Regulation D has any number of Offerings, but one of which has been traditionally popular is the 506(b) regulation. That regulation allows an entrepreneur or Fund Manager to raise money exempt from registering the securities so long as the entrepreneur or promoter puts together a set of Offering Documents which can be made available to an unlimited number of accredited investors and up to 35 non-accredited investors. An accredited investor is an investor that has more than one million dollars ($1,000,000) in net assets excluding their residence or has made two hundred thousand dollars ($200,000) of income over the prior two years or three hundred thousand dollars ($300,000) over the prior two years jointly. The 506(b) Offering, however, requires a prior relationship with the investor.
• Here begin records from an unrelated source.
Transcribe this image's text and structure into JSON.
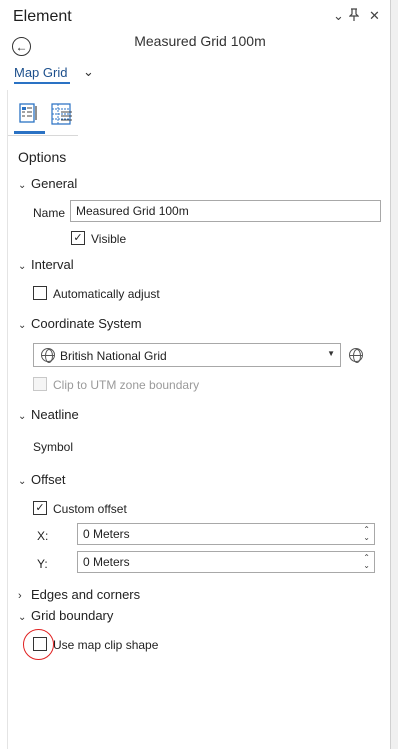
{
  "window": {
    "title": "Element",
    "menu_glyph": "⌄",
    "pin_glyph": "📌",
    "close_glyph": "✕"
  },
  "header": {
    "back_glyph": "←",
    "element_name": "Measured Grid 100m",
    "element_type": "Map Grid",
    "dropdown_glyph": "⌄"
  },
  "tabs": [
    {
      "name": "properties-tab-icon"
    },
    {
      "name": "table-tab-icon"
    }
  ],
  "options_label": "Options",
  "sections": {
    "general": "General",
    "interval": "Interval",
    "coordinate_system": "Coordinate System",
    "neatline": "Neatline",
    "offset": "Offset",
    "edges_corners": "Edges and corners",
    "grid_boundary": "Grid boundary"
  },
  "general": {
    "name_label": "Name",
    "name_value": "Measured Grid 100m",
    "visible_label": "Visible",
    "visible_checked": true
  },
  "interval": {
    "auto_adjust_label": "Automatically adjust",
    "auto_adjust_checked": false
  },
  "coordinate_system": {
    "selected": "British National Grid",
    "clip_utm_label": "Clip to UTM zone boundary",
    "clip_utm_checked": false,
    "clip_utm_disabled": true
  },
  "neatline": {
    "symbol_label": "Symbol"
  },
  "offset": {
    "custom_offset_label": "Custom offset",
    "custom_offset_checked": true,
    "x_label": "X:",
    "x_value": "0 Meters",
    "y_label": "Y:",
    "y_value": "0 Meters"
  },
  "grid_boundary": {
    "use_clip_label": "Use map clip shape",
    "use_clip_checked": false
  },
  "colors": {
    "accent": "#2a72c4",
    "annotation": "#e02020"
  }
}
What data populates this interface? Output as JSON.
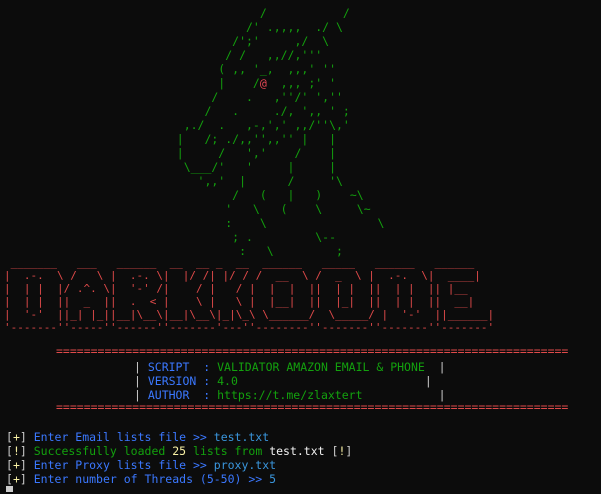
{
  "ascii": {
    "dragon_lines": [
      "               /           /",
      "             /' .,,,,  ./ \\",
      "           /';'     ,/  \\",
      "          / /   ,,//,'''",
      "         ( ,, '_,  ,,,' ''",
      "         |    /@  ,,, ;' '",
      "        /    .   ,''/' ',''",
      "       /   .     ./, ',, ' ;",
      "    ,./  .   ,-,',' ,,/''\\,'",
      "   |   /; ./,,'',,'' |   |",
      "   |     /   ','    /    |",
      "    \\___/'   '     |     |",
      "      ',,'  |      /     '\\",
      "           /   (   |   )    ~\\",
      "          '   \\   (    \\     \\~",
      "          :    \\                \\",
      "           ; .         \\--",
      "            :   \\         ;"
    ],
    "banner_lines": [
      " _______   ___   ______  __  __ _  __  ______   _____   ______   ______",
      "|  .-.  \\ /   \\ |  .-. \\|  |/ /| |/ / /  __  \\ /  _  \\ |  .-.  \\|  ____|",
      "|  | |  |/ .^. \\|  '-' /|    / |   / |  |  |  ||  | |  ||  | |  || |__",
      "|  | |  ||  _  ||  .  < |    \\ |   \\ |  |__|  ||  |_|  ||  | |  ||  __|",
      "|  '-'  ||_| |_||__|\\__\\|__|\\__\\|_|\\_\\ \\______/  \\_____/ |  '-'  ||______|",
      "'-------''-----''------''-------'---''--------''-------''-------''-------'"
    ]
  },
  "rule": "==========================================================================",
  "info": [
    {
      "key": "SCRIPT ",
      "value": "VALIDATOR AMAZON EMAIL & PHONE"
    },
    {
      "key": "VERSION",
      "value": "4.0"
    },
    {
      "key": "AUTHOR ",
      "value": "https://t.me/zlaxtert"
    }
  ],
  "log": {
    "line1": {
      "tag": "+",
      "msg": "Enter Email lists file >> ",
      "input": "test.txt"
    },
    "line2": {
      "tag": "!",
      "msg_a": "Successfully loaded ",
      "count": "25",
      "msg_b": " lists from ",
      "file": "test.txt",
      "tag2": "!"
    },
    "line3": {
      "tag": "+",
      "msg": "Enter Proxy lists file >> ",
      "input": "proxy.txt"
    },
    "line4": {
      "tag": "+",
      "msg": "Enter number of Threads (5-50) >> ",
      "input": "5"
    }
  }
}
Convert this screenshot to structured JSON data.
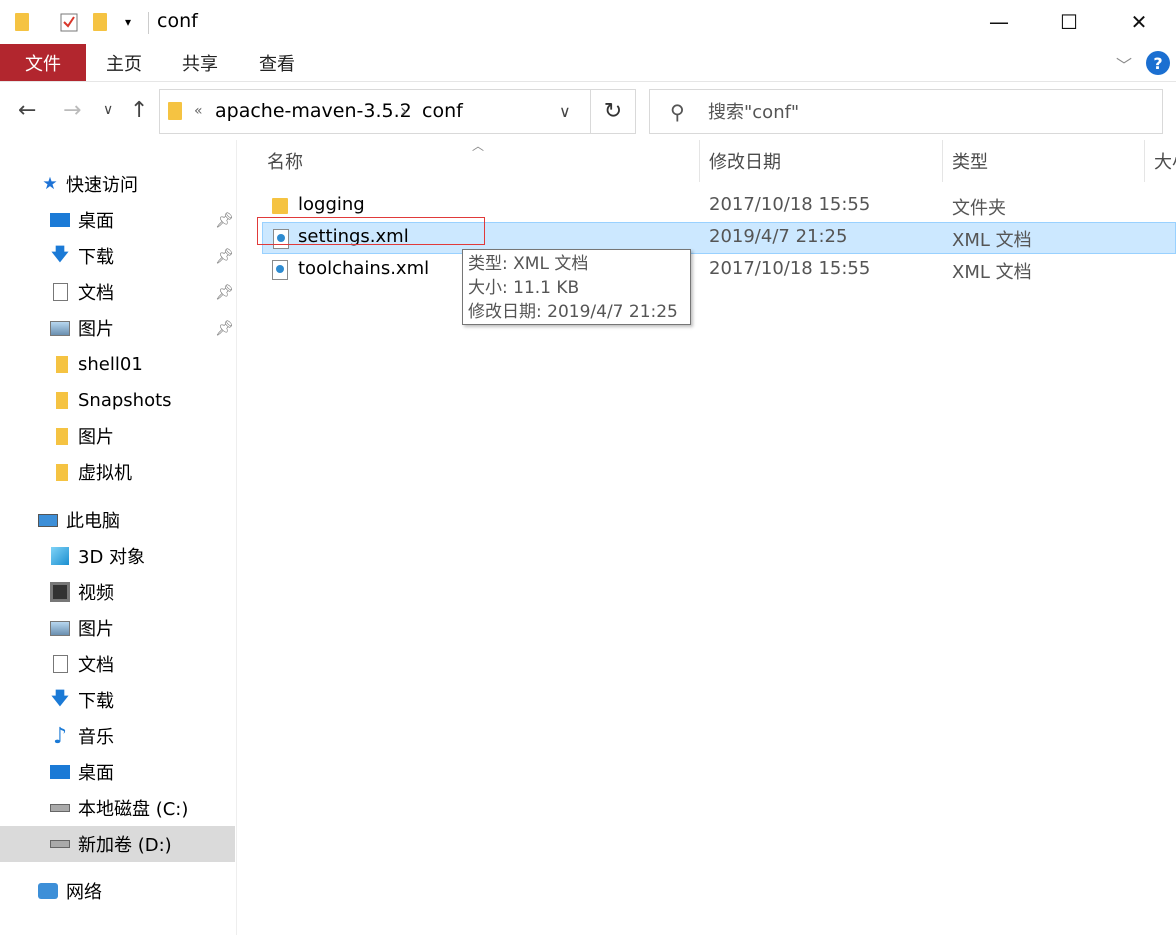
{
  "window": {
    "title": "conf",
    "controls": {
      "minimize": "—",
      "maximize": "☐",
      "close": "✕"
    }
  },
  "ribbon": {
    "tabs": [
      "文件",
      "主页",
      "共享",
      "查看"
    ],
    "help": "?"
  },
  "address": {
    "overflow": "«",
    "crumbs": [
      "apache-maven-3.5.2",
      "conf"
    ],
    "separator": "›"
  },
  "search": {
    "placeholder": "搜索\"conf\""
  },
  "sidebar": {
    "quick_access": "快速访问",
    "quick_items": [
      "桌面",
      "下载",
      "文档",
      "图片",
      "shell01",
      "Snapshots",
      "图片",
      "虚拟机"
    ],
    "this_pc": "此电脑",
    "pc_items": [
      "3D 对象",
      "视频",
      "图片",
      "文档",
      "下载",
      "音乐",
      "桌面",
      "本地磁盘 (C:)",
      "新加卷 (D:)"
    ],
    "network": "网络"
  },
  "columns": {
    "name": "名称",
    "modified": "修改日期",
    "type": "类型",
    "size": "大小"
  },
  "files": [
    {
      "name": "logging",
      "modified": "2017/10/18 15:55",
      "type": "文件夹",
      "icon": "folder-icon"
    },
    {
      "name": "settings.xml",
      "modified": "2019/4/7 21:25",
      "type": "XML 文档",
      "icon": "xml-file-icon"
    },
    {
      "name": "toolchains.xml",
      "modified": "2017/10/18 15:55",
      "type": "XML 文档",
      "icon": "xml-file-icon"
    }
  ],
  "tooltip": {
    "type": "类型: XML 文档",
    "size": "大小: 11.1 KB",
    "modified": "修改日期: 2019/4/7 21:25"
  },
  "colors": {
    "file_tab": "#b2262e",
    "selection": "#cce8ff",
    "highlight_box": "#e03a3a"
  }
}
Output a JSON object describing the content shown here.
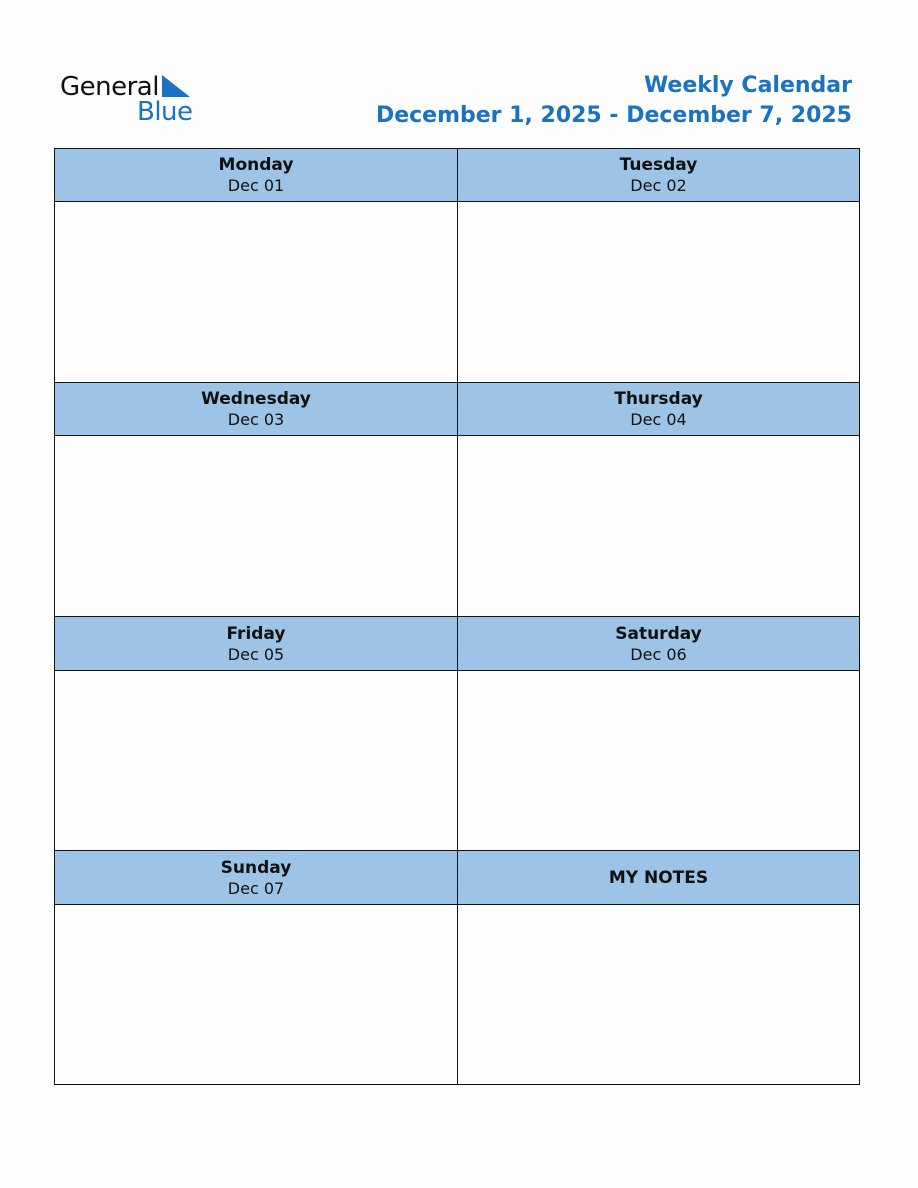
{
  "logo": {
    "line1": "General",
    "line2": "Blue"
  },
  "header": {
    "title": "Weekly Calendar",
    "range": "December 1, 2025 - December 7, 2025"
  },
  "colors": {
    "accent": "#1a72c0",
    "header_bg": "#9dc3e6",
    "border": "#111111"
  },
  "days": [
    {
      "name": "Monday",
      "date": "Dec 01"
    },
    {
      "name": "Tuesday",
      "date": "Dec 02"
    },
    {
      "name": "Wednesday",
      "date": "Dec 03"
    },
    {
      "name": "Thursday",
      "date": "Dec 04"
    },
    {
      "name": "Friday",
      "date": "Dec 05"
    },
    {
      "name": "Saturday",
      "date": "Dec 06"
    },
    {
      "name": "Sunday",
      "date": "Dec 07"
    }
  ],
  "notes": {
    "label": "MY NOTES"
  }
}
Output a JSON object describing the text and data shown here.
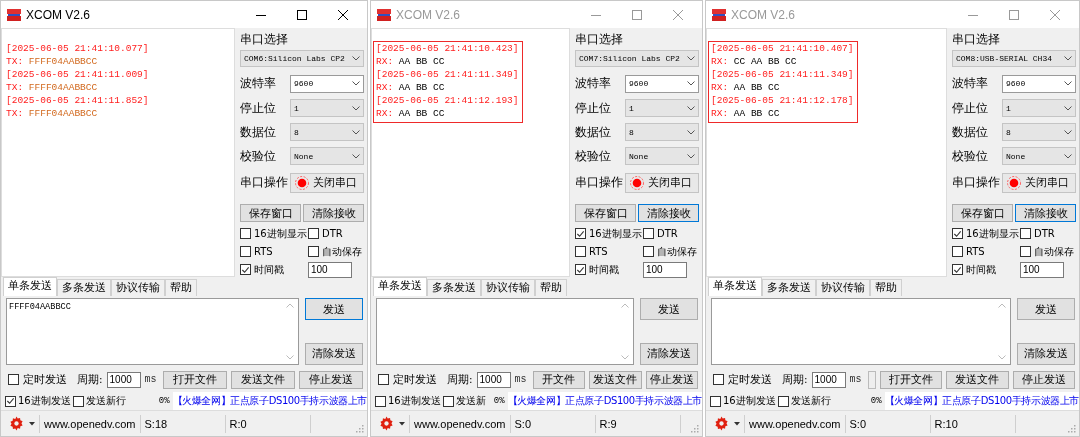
{
  "windows": [
    {
      "title": "XCOM V2.6",
      "active": true,
      "log": {
        "highlighted": false,
        "lines": [
          {
            "kind": "stamp",
            "text": "[2025-06-05 21:41:10.077]"
          },
          {
            "kind": "tx",
            "prefix": "TX:",
            "text": "FFFF04AABBCC"
          },
          {
            "kind": "stamp",
            "text": "[2025-06-05 21:41:11.009]"
          },
          {
            "kind": "tx",
            "prefix": "TX:",
            "text": "FFFF04AABBCC"
          },
          {
            "kind": "stamp",
            "text": "[2025-06-05 21:41:11.852]"
          },
          {
            "kind": "tx",
            "prefix": "TX:",
            "text": "FFFF04AABBCC"
          }
        ]
      },
      "port": {
        "label": "串口选择",
        "value": "COM6:Silicon Labs CP2"
      },
      "settings": [
        {
          "label": "波特率",
          "value": "9600",
          "editable": true
        },
        {
          "label": "停止位",
          "value": "1",
          "editable": false
        },
        {
          "label": "数据位",
          "value": "8",
          "editable": false
        },
        {
          "label": "校验位",
          "value": "None",
          "editable": false
        }
      ],
      "operation": {
        "label": "串口操作",
        "button": "关闭串口",
        "open": true
      },
      "buttons": [
        {
          "label": "保存窗口",
          "focused": false
        },
        {
          "label": "清除接收",
          "focused": false
        }
      ],
      "options": [
        {
          "label": "16进制显示",
          "checked": false
        },
        {
          "label": "DTR",
          "checked": false
        },
        {
          "label": "RTS",
          "checked": false
        },
        {
          "label": "自动保存",
          "checked": false
        }
      ],
      "timestamp": {
        "label": "时间戳",
        "checked": true,
        "value": "100"
      },
      "tabs": [
        {
          "label": "单条发送",
          "selected": true
        },
        {
          "label": "多条发送",
          "selected": false
        },
        {
          "label": "协议传输",
          "selected": false
        },
        {
          "label": "帮助",
          "selected": false
        }
      ],
      "send": {
        "value": "FFFF04AABBCC"
      },
      "send_buttons": [
        {
          "label": "发送",
          "focused": true
        },
        {
          "label": "清除发送",
          "focused": false
        }
      ],
      "timer": {
        "label": "定时发送",
        "checked": false
      },
      "period": {
        "label": "周期:",
        "value": "1000",
        "unit": "ms"
      },
      "indicator": false,
      "file_buttons": [
        {
          "label": "打开文件"
        },
        {
          "label": "发送文件"
        },
        {
          "label": "停止发送"
        }
      ],
      "hex_send": {
        "label": "16进制发送",
        "checked": true
      },
      "newline": {
        "label": "发送新行",
        "checked": false
      },
      "percent": "0%",
      "ad": "【火爆全网】正点原子DS100手持示波器上市",
      "status": {
        "site": "www.openedv.com",
        "sent": "S:18",
        "received": "R:0"
      }
    },
    {
      "title": "XCOM V2.6",
      "active": false,
      "log": {
        "highlighted": true,
        "lines": [
          {
            "kind": "stamp",
            "text": "[2025-06-05 21:41:10.423]"
          },
          {
            "kind": "rx",
            "prefix": "RX:",
            "text": "AA BB CC"
          },
          {
            "kind": "stamp",
            "text": "[2025-06-05 21:41:11.349]"
          },
          {
            "kind": "rx",
            "prefix": "RX:",
            "text": "AA BB CC"
          },
          {
            "kind": "stamp",
            "text": "[2025-06-05 21:41:12.193]"
          },
          {
            "kind": "rx",
            "prefix": "RX:",
            "text": "AA BB CC"
          }
        ]
      },
      "port": {
        "label": "串口选择",
        "value": "COM7:Silicon Labs CP2"
      },
      "settings": [
        {
          "label": "波特率",
          "value": "9600",
          "editable": true
        },
        {
          "label": "停止位",
          "value": "1",
          "editable": false
        },
        {
          "label": "数据位",
          "value": "8",
          "editable": false
        },
        {
          "label": "校验位",
          "value": "None",
          "editable": false
        }
      ],
      "operation": {
        "label": "串口操作",
        "button": "关闭串口",
        "open": true
      },
      "buttons": [
        {
          "label": "保存窗口",
          "focused": false
        },
        {
          "label": "清除接收",
          "focused": true
        }
      ],
      "options": [
        {
          "label": "16进制显示",
          "checked": true
        },
        {
          "label": "DTR",
          "checked": false
        },
        {
          "label": "RTS",
          "checked": false
        },
        {
          "label": "自动保存",
          "checked": false
        }
      ],
      "timestamp": {
        "label": "时间戳",
        "checked": true,
        "value": "100"
      },
      "tabs": [
        {
          "label": "单条发送",
          "selected": true
        },
        {
          "label": "多条发送",
          "selected": false
        },
        {
          "label": "协议传输",
          "selected": false
        },
        {
          "label": "帮助",
          "selected": false
        }
      ],
      "send_buttons": [
        {
          "label": "发送",
          "focused": false
        },
        {
          "label": "清除发送",
          "focused": false
        }
      ],
      "timer": {
        "label": "定时发送",
        "checked": false
      },
      "period": {
        "label": "周期:",
        "value": "1000",
        "unit": "ms"
      },
      "indicator": false,
      "file_buttons": [
        {
          "label": "开文件"
        },
        {
          "label": "发送文件"
        },
        {
          "label": "停止发送"
        }
      ],
      "hex_send": {
        "label": "16进制发送",
        "checked": false
      },
      "newline": {
        "label": "发送新",
        "checked": false
      },
      "percent": "0%",
      "ad": "【火爆全网】正点原子DS100手持示波器上市",
      "status": {
        "site": "www.openedv.com",
        "sent": "S:0",
        "received": "R:9"
      }
    },
    {
      "title": "XCOM V2.6",
      "active": false,
      "log": {
        "highlighted": true,
        "lines": [
          {
            "kind": "stamp",
            "text": "[2025-06-05 21:41:10.407]"
          },
          {
            "kind": "rx",
            "prefix": "RX:",
            "text": "CC AA BB CC"
          },
          {
            "kind": "stamp",
            "text": "[2025-06-05 21:41:11.349]"
          },
          {
            "kind": "rx",
            "prefix": "RX:",
            "text": "AA BB CC"
          },
          {
            "kind": "stamp",
            "text": "[2025-06-05 21:41:12.178]"
          },
          {
            "kind": "rx",
            "prefix": "RX:",
            "text": "AA BB CC"
          }
        ]
      },
      "port": {
        "label": "串口选择",
        "value": "COM8:USB-SERIAL CH34"
      },
      "settings": [
        {
          "label": "波特率",
          "value": "9600",
          "editable": true
        },
        {
          "label": "停止位",
          "value": "1",
          "editable": false
        },
        {
          "label": "数据位",
          "value": "8",
          "editable": false
        },
        {
          "label": "校验位",
          "value": "None",
          "editable": false
        }
      ],
      "operation": {
        "label": "串口操作",
        "button": "关闭串口",
        "open": true
      },
      "buttons": [
        {
          "label": "保存窗口",
          "focused": false
        },
        {
          "label": "清除接收",
          "focused": true
        }
      ],
      "options": [
        {
          "label": "16进制显示",
          "checked": true
        },
        {
          "label": "DTR",
          "checked": false
        },
        {
          "label": "RTS",
          "checked": false
        },
        {
          "label": "自动保存",
          "checked": false
        }
      ],
      "timestamp": {
        "label": "时间戳",
        "checked": true,
        "value": "100"
      },
      "tabs": [
        {
          "label": "单条发送",
          "selected": true
        },
        {
          "label": "多条发送",
          "selected": false
        },
        {
          "label": "协议传输",
          "selected": false
        },
        {
          "label": "帮助",
          "selected": false
        }
      ],
      "send_buttons": [
        {
          "label": "发送",
          "focused": false
        },
        {
          "label": "清除发送",
          "focused": false
        }
      ],
      "timer": {
        "label": "定时发送",
        "checked": false
      },
      "period": {
        "label": "周期:",
        "value": "1000",
        "unit": "ms"
      },
      "indicator": true,
      "file_buttons": [
        {
          "label": "打开文件"
        },
        {
          "label": "发送文件"
        },
        {
          "label": "停止发送"
        }
      ],
      "hex_send": {
        "label": "16进制发送",
        "checked": false
      },
      "newline": {
        "label": "发送新行",
        "checked": false
      },
      "percent": "0%",
      "ad": "【火爆全网】正点原子DS100手持示波器上市",
      "status": {
        "site": "www.openedv.com",
        "sent": "S:0",
        "received": "R:10"
      }
    }
  ]
}
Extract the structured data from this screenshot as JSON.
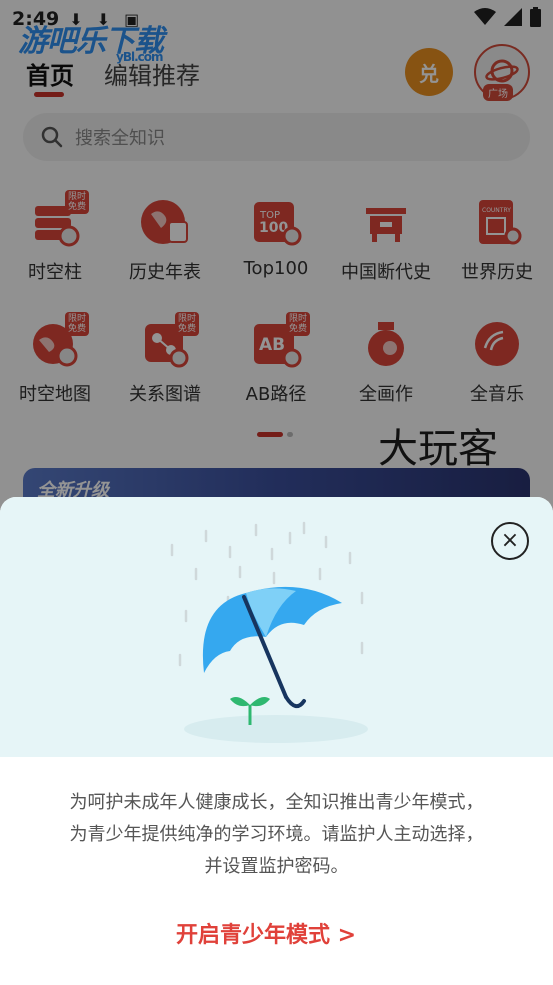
{
  "status_bar": {
    "time": "2:49",
    "icons": [
      "download-icon",
      "download-icon",
      "a-icon",
      "wifi-icon",
      "signal-icon",
      "battery-icon"
    ]
  },
  "watermark": {
    "text": "游吧乐下载",
    "sub": "yBl.com"
  },
  "header": {
    "tabs": [
      {
        "label": "首页",
        "active": true
      },
      {
        "label": "编辑推荐",
        "active": false
      }
    ],
    "redeem_label": "兑",
    "plaza_label": "广场"
  },
  "search": {
    "placeholder": "搜索全知识"
  },
  "grid": {
    "badge_text": "限时免费",
    "items": [
      {
        "label": "时空柱",
        "badge": true
      },
      {
        "label": "历史年表",
        "badge": false
      },
      {
        "label": "Top100",
        "badge": false,
        "icon_text": "TOP 100"
      },
      {
        "label": "中国断代史",
        "badge": false
      },
      {
        "label": "世界历史",
        "badge": false,
        "icon_text": "COUNTRY"
      },
      {
        "label": "时空地图",
        "badge": true
      },
      {
        "label": "关系图谱",
        "badge": true
      },
      {
        "label": "AB路径",
        "badge": true,
        "icon_text": "AB"
      },
      {
        "label": "全画作",
        "badge": false
      },
      {
        "label": "全音乐",
        "badge": false
      }
    ]
  },
  "banner": {
    "text": "全新升级"
  },
  "youth_modal": {
    "description_lines": [
      "为呵护未成年人健康成长，全知识推出青少年模式，",
      "为青少年提供纯净的学习环境。请监护人主动选择，",
      "并设置监护密码。"
    ],
    "enable_link": "开启青少年模式 >",
    "close_symbol": "×"
  },
  "corner_logo": "大玩客",
  "colors": {
    "accent": "#c8322a",
    "link": "#e0413a",
    "hero_bg": "#e6f5f7",
    "umbrella": "#35a8ef"
  }
}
Therefore, that type of exemption does not permit advertising for the sale of that security.

On the other hand, because of the Jobs Act, a new regulation was passed and the rules have now been promulgated by the Securities and Exchange Commission on it. It’s called a Rule 506(c) Offering which has become exceptionally popular. On the 506(c) Offering, which continues to remain an exempt Offering, the promoter/Entrepreneur has the opportunity to advertise the security and it does not require a prior relationship with the investor. So, the advertising can be full and complete in any number of ways that individuals market and advertise.

In exchange for that privilege or right, depending upon your point of view, there are two additional restrictions, however. In a 506(c), you are not permitted to market to or accept non-accredited investors as you can with a 506(b) and you are required to obtain independent verification or validation from the accredited investor that he or she is actually accredited. Other than that, however, 506(c) is a tremendous benefit because it now allows individuals to have access to the capital markets in an exempt fashion.

The process of putting together a full Offering package takes anywhere from four to six weeks, depending upon the responsiveness of our clients to the information needs we request from time to time.

The answer to that question is primarily local. So, for example, if you are attempting to raise capital in the Sunshine State, which has northerners come down at certain parts of the year, then the answer is “yes”, it is easier when the northerners are here as opposed to being up north. In addition, of course, it is very difficult to compete against holidays. Otherwise, there is no particular better time to raise capital.

Absolutely. That’s part of the fun. And there is no greater opportunity to do that than through the gift the Jobs Act has provided to create a 506(c) vehicle for procuring the dollars needed to acquire and manage your real estate. We have a very selective clientele program which always begins with an initial conversation. Call us today.